Here at Time Timer, our tagline is “Make Every Moment Count” – and we take that to heart. For the month of November, we are celebrating those moments that we spend with our beloved family and friends and how those family and friends are what really make the individual moments count the most.
We asked our intern, Calvin, to write something about his friends and family for our blog, to help us celebrate our Friends & Family month. He came back with a personal story that truly illustrates our “Make Every Moment Count” motto. His story not only encompasses the true meaning behind our tagline, but he also acknowledges the value that we can gain from our aging friends and family.
Life is Here
By Calvin Batista-Malat
My Grandfather died shortly after I turned fifteen. It was the first time I had lost someone I really knew, and I was left with an entire life, his life, to consider through mourning. I had considered my life until then a prologue. I was a young person, still learning about myself and the world, so I wasn’t really living life, I was going through some training program. The meat of my life had yet to begin. Or so I thought.
I considered my Grandfather’s life. He had spent the last years of his life, half conscious in a stale hospital room, cycling through ill-fated procedures and therapies. I thought that surely can’t be life. I thought my Grandfather wasn’t really living in the same way I wasn’t really living. I was in my prologue, and he, in his epilogue. Capital ‘L’ Life was elsewhere.
But where was this elusive Life to be found?
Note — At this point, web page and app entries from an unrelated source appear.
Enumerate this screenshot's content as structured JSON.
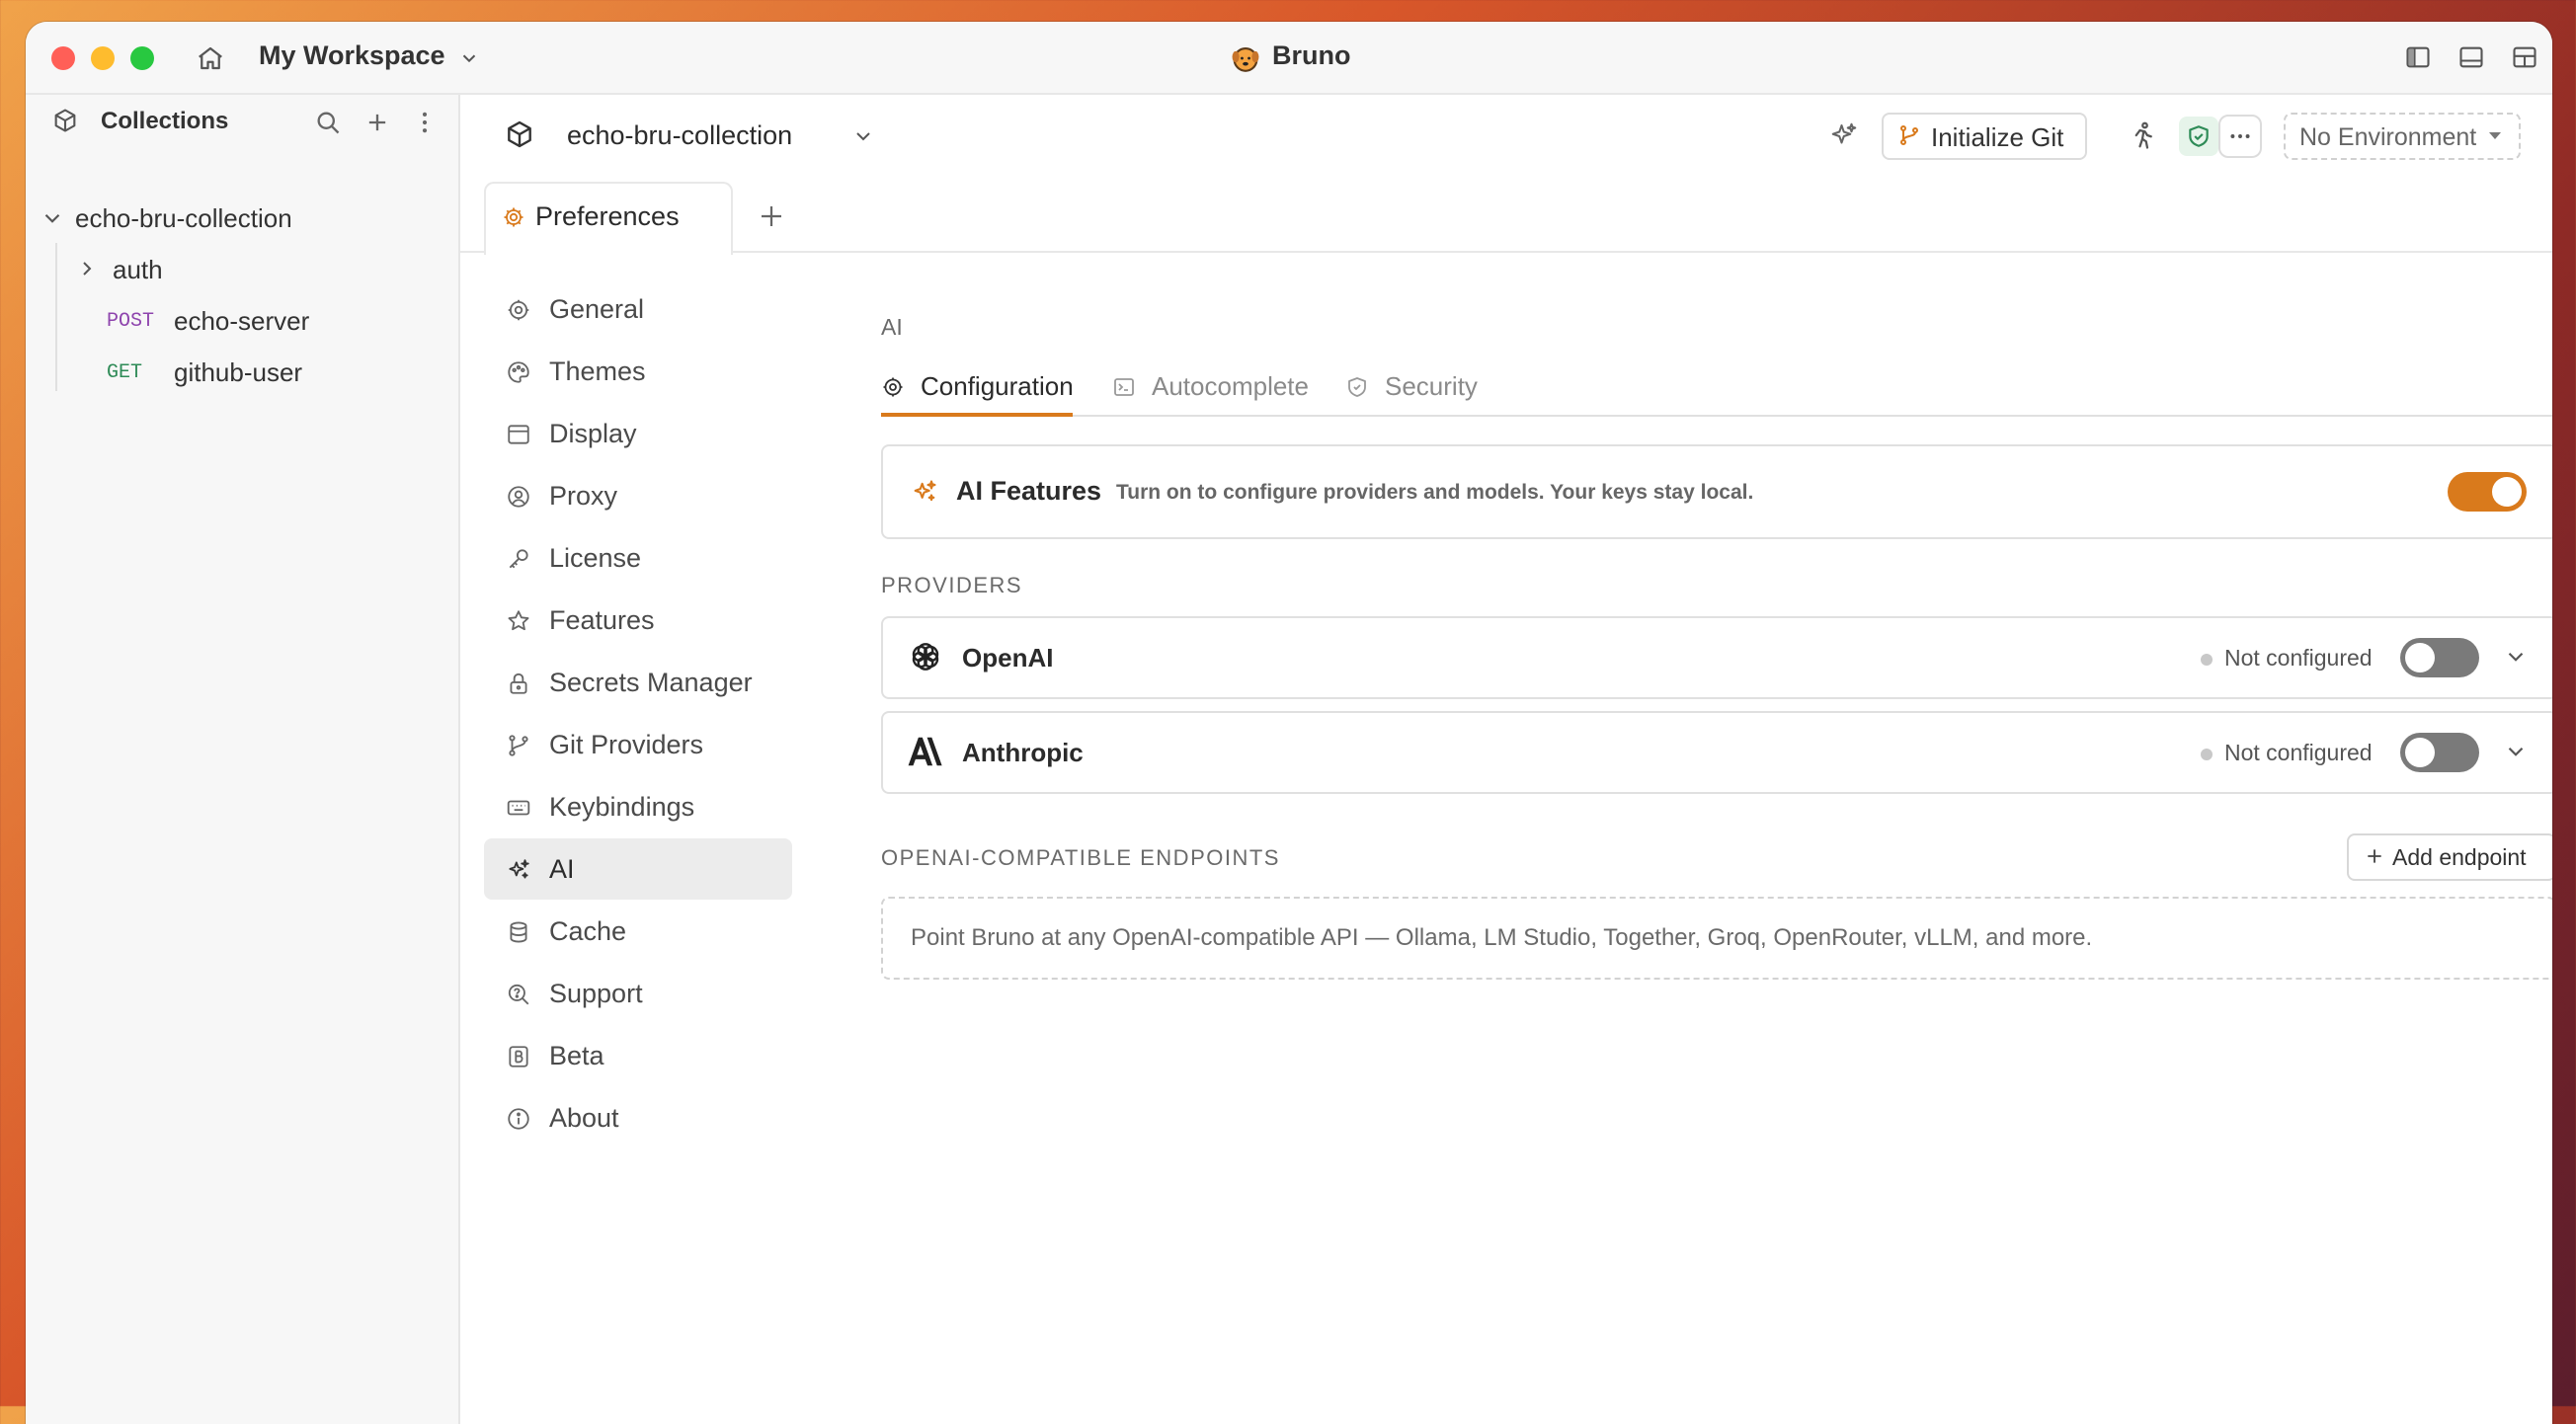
{
  "window": {
    "workspace_name": "My Workspace",
    "app_title": "Bruno"
  },
  "sidebar": {
    "title": "Collections",
    "collection": "echo-bru-collection",
    "items": [
      {
        "type": "folder",
        "label": "auth"
      },
      {
        "method": "POST",
        "label": "echo-server"
      },
      {
        "method": "GET",
        "label": "github-user"
      }
    ]
  },
  "header": {
    "collection_name": "echo-bru-collection",
    "init_git_label": "Initialize Git",
    "environment": "No Environment"
  },
  "tabs": {
    "active_tab": "Preferences"
  },
  "preferences": {
    "nav": [
      {
        "label": "General",
        "icon": "gear-icon"
      },
      {
        "label": "Themes",
        "icon": "palette-icon"
      },
      {
        "label": "Display",
        "icon": "display-icon"
      },
      {
        "label": "Proxy",
        "icon": "user-circle-icon"
      },
      {
        "label": "License",
        "icon": "key-icon"
      },
      {
        "label": "Features",
        "icon": "star-icon"
      },
      {
        "label": "Secrets Manager",
        "icon": "lock-icon"
      },
      {
        "label": "Git Providers",
        "icon": "git-branch-icon"
      },
      {
        "label": "Keybindings",
        "icon": "keyboard-icon"
      },
      {
        "label": "AI",
        "icon": "sparkles-icon",
        "active": true
      },
      {
        "label": "Cache",
        "icon": "database-icon"
      },
      {
        "label": "Support",
        "icon": "search-help-icon"
      },
      {
        "label": "Beta",
        "icon": "beta-icon"
      },
      {
        "label": "About",
        "icon": "info-icon"
      }
    ]
  },
  "ai": {
    "section_title": "AI",
    "subtabs": [
      "Configuration",
      "Autocomplete",
      "Security"
    ],
    "active_subtab": "Configuration",
    "features_title": "AI Features",
    "features_desc": "Turn on to configure providers and models. Your keys stay local.",
    "features_enabled": true,
    "providers_label": "PROVIDERS",
    "providers": [
      {
        "name": "OpenAI",
        "status": "Not configured",
        "enabled": false
      },
      {
        "name": "Anthropic",
        "status": "Not configured",
        "enabled": false
      }
    ],
    "endpoints_label": "OPENAI-COMPATIBLE ENDPOINTS",
    "add_endpoint_label": "Add endpoint",
    "endpoints_hint": "Point Bruno at any OpenAI-compatible API — Ollama, LM Studio, Together, Groq, OpenRouter, vLLM, and more.",
    "accent_color": "#d97a1c"
  }
}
I considered every stage in life, and at every turn I figured that Life was elsewhere. It couldn’t be in your twenties. The twenty-year-olds I knew were still finding their way, lost and confused. Life couldn’t be in your fifties, the fifty year olds I knew seemed to be done exploring the world, content to a routine. Where was this Life I imagined us all having? The part of life that is meaningful, confident, pleasurable? A life comprised of meaningful moments and decisions? I couldn’t pinpoint where that happened.
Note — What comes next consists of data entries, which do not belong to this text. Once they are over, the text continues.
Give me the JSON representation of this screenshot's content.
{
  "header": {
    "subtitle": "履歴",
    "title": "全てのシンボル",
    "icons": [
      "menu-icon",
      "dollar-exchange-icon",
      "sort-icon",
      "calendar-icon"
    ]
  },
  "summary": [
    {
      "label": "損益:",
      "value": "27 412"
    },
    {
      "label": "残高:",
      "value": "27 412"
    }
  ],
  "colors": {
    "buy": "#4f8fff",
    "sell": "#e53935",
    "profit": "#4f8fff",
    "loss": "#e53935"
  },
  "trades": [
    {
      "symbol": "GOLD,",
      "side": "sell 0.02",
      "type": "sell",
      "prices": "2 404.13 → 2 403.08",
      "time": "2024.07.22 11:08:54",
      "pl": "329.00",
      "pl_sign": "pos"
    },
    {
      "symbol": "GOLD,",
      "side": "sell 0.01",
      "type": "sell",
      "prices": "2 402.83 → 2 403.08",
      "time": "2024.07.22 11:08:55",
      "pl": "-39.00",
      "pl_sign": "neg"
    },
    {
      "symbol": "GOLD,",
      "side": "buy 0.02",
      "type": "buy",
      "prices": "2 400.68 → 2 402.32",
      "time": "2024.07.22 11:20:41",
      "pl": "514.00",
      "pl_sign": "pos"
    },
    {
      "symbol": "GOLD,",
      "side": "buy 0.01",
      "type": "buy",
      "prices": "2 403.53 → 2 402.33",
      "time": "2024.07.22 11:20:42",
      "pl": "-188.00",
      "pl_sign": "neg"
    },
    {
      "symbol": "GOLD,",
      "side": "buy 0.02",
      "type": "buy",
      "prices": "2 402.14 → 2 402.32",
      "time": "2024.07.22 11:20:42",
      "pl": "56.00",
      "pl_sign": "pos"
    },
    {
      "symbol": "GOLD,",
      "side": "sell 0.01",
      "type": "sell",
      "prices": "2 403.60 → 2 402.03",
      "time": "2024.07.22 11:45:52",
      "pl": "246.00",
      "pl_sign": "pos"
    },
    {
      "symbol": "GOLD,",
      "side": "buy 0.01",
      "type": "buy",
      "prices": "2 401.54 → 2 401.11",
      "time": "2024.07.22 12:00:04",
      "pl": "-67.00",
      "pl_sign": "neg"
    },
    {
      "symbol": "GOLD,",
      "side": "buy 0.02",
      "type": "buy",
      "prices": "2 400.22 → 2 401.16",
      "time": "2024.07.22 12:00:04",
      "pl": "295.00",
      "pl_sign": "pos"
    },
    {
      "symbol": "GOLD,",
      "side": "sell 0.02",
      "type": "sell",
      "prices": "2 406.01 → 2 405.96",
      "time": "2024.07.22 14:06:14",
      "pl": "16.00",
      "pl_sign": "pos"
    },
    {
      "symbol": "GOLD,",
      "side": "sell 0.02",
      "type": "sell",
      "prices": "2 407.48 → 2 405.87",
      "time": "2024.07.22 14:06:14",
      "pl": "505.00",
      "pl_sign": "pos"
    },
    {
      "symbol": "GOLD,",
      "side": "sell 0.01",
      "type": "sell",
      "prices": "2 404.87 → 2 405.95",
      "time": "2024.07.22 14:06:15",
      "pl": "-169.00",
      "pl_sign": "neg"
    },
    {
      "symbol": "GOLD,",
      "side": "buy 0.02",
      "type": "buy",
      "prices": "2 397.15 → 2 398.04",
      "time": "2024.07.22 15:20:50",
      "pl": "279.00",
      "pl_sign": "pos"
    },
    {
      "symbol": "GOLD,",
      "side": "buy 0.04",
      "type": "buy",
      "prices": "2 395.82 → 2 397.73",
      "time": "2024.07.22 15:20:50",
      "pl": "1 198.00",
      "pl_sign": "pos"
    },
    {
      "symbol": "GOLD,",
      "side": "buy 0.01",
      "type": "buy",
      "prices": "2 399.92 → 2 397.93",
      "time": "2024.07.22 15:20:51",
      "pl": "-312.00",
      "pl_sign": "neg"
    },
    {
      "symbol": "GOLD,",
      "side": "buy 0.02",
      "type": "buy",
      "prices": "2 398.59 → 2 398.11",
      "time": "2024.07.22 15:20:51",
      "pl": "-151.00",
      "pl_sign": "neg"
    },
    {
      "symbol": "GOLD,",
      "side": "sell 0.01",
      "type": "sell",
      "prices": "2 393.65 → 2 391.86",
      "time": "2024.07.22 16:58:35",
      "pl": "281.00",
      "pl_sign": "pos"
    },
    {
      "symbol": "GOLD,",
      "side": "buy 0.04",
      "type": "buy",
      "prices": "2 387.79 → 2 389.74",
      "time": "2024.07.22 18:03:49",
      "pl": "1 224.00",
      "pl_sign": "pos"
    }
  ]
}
The answer hit me in all of its exquisite melancholy. There was no chapter of life more significant than all of the others. There was no performance I was training for. Life was in the everyday. Life was in the routine. Life was Mondays. Life was in the mundane interactions. A life is not defined by its highs and lows, but rather, how we carry ourselves through the routines we craft. If I was waiting for an opportunity to live, this was it. If I wanted to make memories, if I wanted to live Life, today was as good of a chance as I would ever have.
It has been three years since my Grandfather died, and looking back, I feel confident in saying that what I remember about him isn’t his accomplishments or the big decisions he made, but rather how he would carry himself in the little moments. The sound of him lumbering down the carpeted steps to his donut, grapefruit, and assortment of vitamins. The nicknames he gave his grandchildren. How close he would sit to the TV in the evenings.
We are remembered, and defined, by how we treat the mundane. That’s why it’s important to keep track of these moments, moments so small, so individually insignificant, yet so very dear.
For the month of November, please enjoy and share our Friends & Family discount of 30% off anything at timetimer.com (Use code FRIENDS at checkout. Expires November 30, 2019). Shop Now.